Sunday, 12 January 2014
Bread and Roses (2000)
Bread and Roses, Ken Loach's first and only foray into American film making is a transition which sees him never once lose his footing. The fervour and compassion he shows in highlighting the social issues and inequalities in the UK are equally on display here as he tells the true life story of the LA based 'Justice for Janitors' campaign to unionise and fight for better working conditions for its lowly paid largely female and immigrant workforce.
At the film's heart is the fine performances by Pilar Padilla and Elpidia Carrillo as sisters Maya and Rosa. In the former's case, Loach once again shows an adept flair at coaxing impressive but utterly realistic performances from largely novice performers (this was Padilla's first film and she carries the emotion of it beautifully) The scene towards the end where both sisters have to face up to the lies they have lived with to survive is rightly heartbreaking and magnificently played. The film's only top drawer name (bar some uncredited appearances from the likes of Tim Roth, Benicio Del Toro and Ron Perlman as themseles at a party) is Adrien Brody as the campaign's leader, Sam Shapiro. I've never really been impressed with Brody in anything but there's a certain mischief and wise assed charm here that is I must concede right for the role.

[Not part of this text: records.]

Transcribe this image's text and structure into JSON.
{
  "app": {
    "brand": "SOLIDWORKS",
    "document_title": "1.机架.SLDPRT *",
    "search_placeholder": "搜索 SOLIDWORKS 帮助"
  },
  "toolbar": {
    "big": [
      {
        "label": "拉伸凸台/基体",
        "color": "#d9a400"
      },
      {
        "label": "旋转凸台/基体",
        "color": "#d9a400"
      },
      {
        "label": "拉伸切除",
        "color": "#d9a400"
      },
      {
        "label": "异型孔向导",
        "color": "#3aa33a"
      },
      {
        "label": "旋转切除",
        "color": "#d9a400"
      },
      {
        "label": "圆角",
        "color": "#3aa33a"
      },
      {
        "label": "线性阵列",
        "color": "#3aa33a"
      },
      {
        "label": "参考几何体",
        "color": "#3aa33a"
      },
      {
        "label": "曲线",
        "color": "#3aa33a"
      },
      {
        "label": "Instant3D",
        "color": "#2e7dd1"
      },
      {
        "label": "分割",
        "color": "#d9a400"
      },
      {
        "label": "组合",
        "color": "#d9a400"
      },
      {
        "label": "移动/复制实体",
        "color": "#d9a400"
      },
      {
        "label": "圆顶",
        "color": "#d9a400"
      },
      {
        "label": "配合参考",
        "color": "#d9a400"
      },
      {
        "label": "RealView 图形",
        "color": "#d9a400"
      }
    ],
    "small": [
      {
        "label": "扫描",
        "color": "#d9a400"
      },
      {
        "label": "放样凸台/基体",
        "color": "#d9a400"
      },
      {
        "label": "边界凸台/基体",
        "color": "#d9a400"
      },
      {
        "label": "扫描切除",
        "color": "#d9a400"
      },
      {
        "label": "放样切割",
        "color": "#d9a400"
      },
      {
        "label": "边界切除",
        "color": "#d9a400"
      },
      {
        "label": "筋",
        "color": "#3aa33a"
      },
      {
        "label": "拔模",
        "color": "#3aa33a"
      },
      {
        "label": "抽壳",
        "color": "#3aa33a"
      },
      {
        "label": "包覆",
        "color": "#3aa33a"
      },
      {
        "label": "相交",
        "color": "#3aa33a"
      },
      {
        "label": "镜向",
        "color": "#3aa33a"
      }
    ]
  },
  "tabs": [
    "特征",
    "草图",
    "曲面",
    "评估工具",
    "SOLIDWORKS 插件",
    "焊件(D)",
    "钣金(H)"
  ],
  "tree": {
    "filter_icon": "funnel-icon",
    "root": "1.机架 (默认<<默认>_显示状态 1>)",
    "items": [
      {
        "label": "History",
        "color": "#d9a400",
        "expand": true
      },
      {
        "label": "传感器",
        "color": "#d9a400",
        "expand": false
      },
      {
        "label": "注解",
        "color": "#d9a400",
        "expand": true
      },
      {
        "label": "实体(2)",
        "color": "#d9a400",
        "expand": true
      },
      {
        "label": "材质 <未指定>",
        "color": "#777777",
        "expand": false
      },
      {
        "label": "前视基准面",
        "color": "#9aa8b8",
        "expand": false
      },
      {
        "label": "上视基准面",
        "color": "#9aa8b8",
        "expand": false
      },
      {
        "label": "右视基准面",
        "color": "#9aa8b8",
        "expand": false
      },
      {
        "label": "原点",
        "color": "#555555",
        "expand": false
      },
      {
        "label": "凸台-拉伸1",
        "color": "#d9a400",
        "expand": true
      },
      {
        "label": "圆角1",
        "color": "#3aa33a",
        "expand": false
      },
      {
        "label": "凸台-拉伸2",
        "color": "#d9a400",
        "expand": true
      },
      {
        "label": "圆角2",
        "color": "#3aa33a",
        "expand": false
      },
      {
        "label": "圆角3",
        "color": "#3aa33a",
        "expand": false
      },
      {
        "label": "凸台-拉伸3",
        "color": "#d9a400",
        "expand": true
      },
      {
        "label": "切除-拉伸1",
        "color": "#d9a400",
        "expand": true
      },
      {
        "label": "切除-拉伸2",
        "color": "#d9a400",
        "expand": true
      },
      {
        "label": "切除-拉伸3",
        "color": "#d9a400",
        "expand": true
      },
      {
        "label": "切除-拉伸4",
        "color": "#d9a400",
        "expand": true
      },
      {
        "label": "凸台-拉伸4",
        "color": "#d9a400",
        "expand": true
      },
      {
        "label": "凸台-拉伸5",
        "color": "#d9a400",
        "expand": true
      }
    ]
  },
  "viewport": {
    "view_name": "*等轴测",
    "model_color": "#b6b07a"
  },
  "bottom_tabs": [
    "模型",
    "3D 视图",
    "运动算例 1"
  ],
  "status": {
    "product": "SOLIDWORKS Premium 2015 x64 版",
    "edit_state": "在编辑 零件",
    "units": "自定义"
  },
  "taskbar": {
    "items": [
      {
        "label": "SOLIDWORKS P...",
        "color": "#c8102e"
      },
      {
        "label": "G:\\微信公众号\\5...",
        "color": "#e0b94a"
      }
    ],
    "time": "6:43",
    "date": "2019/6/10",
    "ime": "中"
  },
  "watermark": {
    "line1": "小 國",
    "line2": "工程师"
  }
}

It's worth remembering that even now in this day and age in my own UK cleaners are employed by cut price contractors to work in large organisations up to and including the NHS (whose foundations lie in socialism) on zero hour contracts for below the living wage, their right to organise withheld from them and are expected to be grateful for the chance to earn a living because they are immigrants or the disadvantaged in society. Unions like Unite have been running Justice for Cleaners campaigns since the mid 00s based on this successful US model - but the fight has a long way to go yet, sadly.